Understanding how to find the perimeter of various shapes can be a fundamental skill in math, akin to knowing how to ride a bike or bake a cake. Just as every bike needs two wheels to function, every shape has a specific formula to determine its perimeter. In this guide, we’ll break down what perimeter is, why it’s important, and how you can easily calculate it for different shapes.

## What is Perimeter?

**Perimeter** is defined as the distance around the outer boundary of a two-dimensional shape. Imagine walking around a park; the total distance you cover while strolling around the edge is the perimeter of the park. It's measured in linear units such as meters, feet, or inches.

## Why is Perimeter Important?

Knowing how to find perimeter can be useful in various real-life situations, such as:

**Fencing a Yard:**If you want to put a fence around your garden, you'll need to know the perimeter to buy the right amount of fencing material.**Laying Flooring:**When installing flooring, knowing the perimeter can help you calculate how much baseboard or trim you'll need.**Craft Projects:**Whether you're cutting fabric or paper for a project, finding the perimeter can ensure you have enough material.

## How to Calculate Perimeter for Different Shapes

### 1. Rectangle

For a rectangle, the formula is:

[ \text{Perimeter} = 2 \times ( \text{length} + \text{width} ) ]

**Example:**

- Length: 5 meters
- Width: 3 meters

**Calculation:**
[ \text{Perimeter} = 2 \times (5 + 3) = 2 \times 8 = 16 \text{ meters} ]

### 2. Square

A square is a special case of a rectangle where all sides are equal. The formula is:

[ \text{Perimeter} = 4 \times \text{side} ]
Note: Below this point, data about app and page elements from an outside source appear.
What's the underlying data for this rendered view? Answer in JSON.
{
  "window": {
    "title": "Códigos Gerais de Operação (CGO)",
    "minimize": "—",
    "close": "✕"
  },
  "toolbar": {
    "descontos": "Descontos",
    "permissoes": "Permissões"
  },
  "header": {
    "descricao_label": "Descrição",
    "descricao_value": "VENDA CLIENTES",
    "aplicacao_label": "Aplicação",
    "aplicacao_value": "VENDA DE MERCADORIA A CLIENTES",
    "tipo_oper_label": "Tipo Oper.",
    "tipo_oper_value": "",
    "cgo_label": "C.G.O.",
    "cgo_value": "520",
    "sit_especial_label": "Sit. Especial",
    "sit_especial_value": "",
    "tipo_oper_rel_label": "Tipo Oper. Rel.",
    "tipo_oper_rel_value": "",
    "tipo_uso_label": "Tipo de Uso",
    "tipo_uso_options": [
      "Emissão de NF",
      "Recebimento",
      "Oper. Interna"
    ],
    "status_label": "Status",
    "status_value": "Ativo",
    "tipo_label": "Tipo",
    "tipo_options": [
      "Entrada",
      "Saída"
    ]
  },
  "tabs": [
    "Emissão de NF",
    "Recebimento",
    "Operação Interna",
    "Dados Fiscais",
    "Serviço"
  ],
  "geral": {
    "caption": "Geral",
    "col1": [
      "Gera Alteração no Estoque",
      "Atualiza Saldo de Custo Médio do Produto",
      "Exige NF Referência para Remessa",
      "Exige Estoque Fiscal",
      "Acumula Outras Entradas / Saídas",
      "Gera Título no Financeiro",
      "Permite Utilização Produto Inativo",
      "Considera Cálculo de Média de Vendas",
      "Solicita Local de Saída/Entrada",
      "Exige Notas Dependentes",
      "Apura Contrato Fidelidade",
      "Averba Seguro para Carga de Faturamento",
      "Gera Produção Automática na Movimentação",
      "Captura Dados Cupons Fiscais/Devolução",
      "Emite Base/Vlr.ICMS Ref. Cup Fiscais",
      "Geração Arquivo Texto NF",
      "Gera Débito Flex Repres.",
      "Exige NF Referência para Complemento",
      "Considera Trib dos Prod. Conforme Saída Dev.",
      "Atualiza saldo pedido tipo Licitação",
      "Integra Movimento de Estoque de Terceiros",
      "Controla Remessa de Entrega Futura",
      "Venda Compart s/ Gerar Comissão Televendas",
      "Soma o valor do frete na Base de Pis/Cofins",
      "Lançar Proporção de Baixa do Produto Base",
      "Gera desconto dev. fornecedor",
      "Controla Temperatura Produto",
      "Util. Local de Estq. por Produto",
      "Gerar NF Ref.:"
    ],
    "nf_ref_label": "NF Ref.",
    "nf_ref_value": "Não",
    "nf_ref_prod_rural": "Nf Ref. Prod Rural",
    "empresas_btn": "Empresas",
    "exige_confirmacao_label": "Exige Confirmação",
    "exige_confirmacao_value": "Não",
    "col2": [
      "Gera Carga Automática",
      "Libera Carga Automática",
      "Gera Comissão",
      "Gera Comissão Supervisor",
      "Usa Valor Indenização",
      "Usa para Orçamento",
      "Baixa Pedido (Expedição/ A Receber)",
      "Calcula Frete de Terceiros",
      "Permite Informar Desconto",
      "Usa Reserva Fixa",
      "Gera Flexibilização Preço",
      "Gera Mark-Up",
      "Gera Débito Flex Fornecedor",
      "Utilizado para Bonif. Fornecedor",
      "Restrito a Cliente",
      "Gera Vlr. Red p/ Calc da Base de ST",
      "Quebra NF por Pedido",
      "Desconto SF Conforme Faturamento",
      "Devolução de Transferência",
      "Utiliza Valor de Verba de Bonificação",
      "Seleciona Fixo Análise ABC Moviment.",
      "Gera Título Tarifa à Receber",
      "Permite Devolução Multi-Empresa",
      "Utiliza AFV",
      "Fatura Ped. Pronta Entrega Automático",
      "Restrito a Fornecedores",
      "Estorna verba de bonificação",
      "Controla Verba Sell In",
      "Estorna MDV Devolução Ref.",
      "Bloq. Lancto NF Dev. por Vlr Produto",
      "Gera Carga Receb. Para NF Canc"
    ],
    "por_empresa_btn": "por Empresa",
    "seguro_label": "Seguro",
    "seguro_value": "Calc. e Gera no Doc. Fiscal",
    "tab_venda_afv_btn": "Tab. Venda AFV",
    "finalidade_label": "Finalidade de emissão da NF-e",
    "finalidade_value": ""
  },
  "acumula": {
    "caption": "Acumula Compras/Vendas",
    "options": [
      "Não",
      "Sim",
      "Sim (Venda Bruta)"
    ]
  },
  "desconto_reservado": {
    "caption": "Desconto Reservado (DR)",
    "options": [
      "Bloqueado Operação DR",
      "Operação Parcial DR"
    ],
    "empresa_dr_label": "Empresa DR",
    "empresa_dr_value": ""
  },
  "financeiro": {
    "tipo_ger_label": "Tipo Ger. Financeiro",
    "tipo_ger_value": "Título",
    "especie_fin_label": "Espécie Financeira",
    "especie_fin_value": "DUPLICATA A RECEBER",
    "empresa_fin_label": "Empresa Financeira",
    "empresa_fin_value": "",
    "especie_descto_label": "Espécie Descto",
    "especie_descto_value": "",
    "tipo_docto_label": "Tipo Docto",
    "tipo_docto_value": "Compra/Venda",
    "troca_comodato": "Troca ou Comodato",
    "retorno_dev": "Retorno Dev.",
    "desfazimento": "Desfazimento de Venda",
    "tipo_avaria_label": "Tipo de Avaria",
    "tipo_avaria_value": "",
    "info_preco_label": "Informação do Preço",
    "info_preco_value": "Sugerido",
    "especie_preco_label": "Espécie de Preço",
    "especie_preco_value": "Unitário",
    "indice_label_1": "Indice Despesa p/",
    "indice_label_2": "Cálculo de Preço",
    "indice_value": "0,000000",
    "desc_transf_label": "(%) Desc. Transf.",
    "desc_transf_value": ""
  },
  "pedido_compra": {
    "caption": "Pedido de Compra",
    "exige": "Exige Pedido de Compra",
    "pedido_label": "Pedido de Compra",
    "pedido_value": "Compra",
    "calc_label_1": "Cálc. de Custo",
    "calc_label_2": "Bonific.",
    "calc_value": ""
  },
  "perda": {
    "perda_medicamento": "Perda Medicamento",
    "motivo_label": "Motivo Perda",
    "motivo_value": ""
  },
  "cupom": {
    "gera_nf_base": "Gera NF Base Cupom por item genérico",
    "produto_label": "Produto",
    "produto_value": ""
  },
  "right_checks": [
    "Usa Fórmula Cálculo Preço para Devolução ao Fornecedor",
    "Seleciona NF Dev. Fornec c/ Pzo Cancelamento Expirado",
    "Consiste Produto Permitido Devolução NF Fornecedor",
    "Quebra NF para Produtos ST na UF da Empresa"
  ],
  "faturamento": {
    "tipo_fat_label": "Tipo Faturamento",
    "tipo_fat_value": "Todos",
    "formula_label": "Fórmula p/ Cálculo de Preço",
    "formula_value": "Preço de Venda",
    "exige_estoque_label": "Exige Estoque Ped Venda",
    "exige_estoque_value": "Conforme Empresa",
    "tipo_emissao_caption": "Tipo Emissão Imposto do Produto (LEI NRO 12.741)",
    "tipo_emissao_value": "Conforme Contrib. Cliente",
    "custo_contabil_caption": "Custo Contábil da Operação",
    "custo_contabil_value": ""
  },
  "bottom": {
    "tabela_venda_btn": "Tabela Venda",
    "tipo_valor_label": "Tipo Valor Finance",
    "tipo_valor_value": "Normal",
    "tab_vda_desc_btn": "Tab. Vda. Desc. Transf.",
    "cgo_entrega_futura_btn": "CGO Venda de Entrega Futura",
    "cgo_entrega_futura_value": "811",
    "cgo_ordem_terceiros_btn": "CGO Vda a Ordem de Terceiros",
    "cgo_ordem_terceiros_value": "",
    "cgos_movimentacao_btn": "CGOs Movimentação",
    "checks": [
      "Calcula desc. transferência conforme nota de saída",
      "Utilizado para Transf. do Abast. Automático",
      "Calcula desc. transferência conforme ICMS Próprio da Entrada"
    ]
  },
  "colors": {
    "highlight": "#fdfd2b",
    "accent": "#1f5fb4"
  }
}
**Example:**

- Side: 4 meters

**Calculation:**
[ \text{Perimeter} = 4 \times 4 = 16 \text{ meters} ]

### 3. Triangle

For a triangle, you simply add the lengths of all three sides:

[ \text{Perimeter} = \text{side1} + \text{side2} + \text{side3} ]

**Example:**

- Side 1: 3 meters
- Side 2: 4 meters
- Side 3: 5 meters

**Calculation:**
[ \text{Perimeter} = 3 + 4 + 5 = 12 \text{ meters} ]

### 4. Circle

For a circle, we use a different concept called circumference. The formula is:

[ \text{Circumference} = 2 \times \pi \times \text{radius} ]

Where π (pi) is approximately 3.14.

**Example:**

- Radius: 3 meters

**Calculation:**
[ \text{Circumference} = 2 \times 3.14 \times 3 \approx 18.84 \text{ meters} ]

## Tips for Remembering Perimeter Formulas

**Visualize the Shape:**Try drawing the shape and label its dimensions. It helps cement the concept in your mind.**Use Flashcards:**Create flashcards with the shape on one side and the formula on the other. Quiz yourself regularly.**Practice with Real Objects:**Measure objects around your home (like tables or rugs) and calculate their perimeters.

## Conclusion

Calculating the perimeter of various shapes can be straightforward once you know the formulas. By mastering these, you'll be able to tackle problems related to fencing, flooring, and other practical applications in your everyday life. Whether it's a triangle or a circle, remember: the perimeter is just the distance around the outside! Happy calculating!

For more helpful math articles, check out our guides on area calculation and volume measurement. Each will further enhance your understanding of geometry!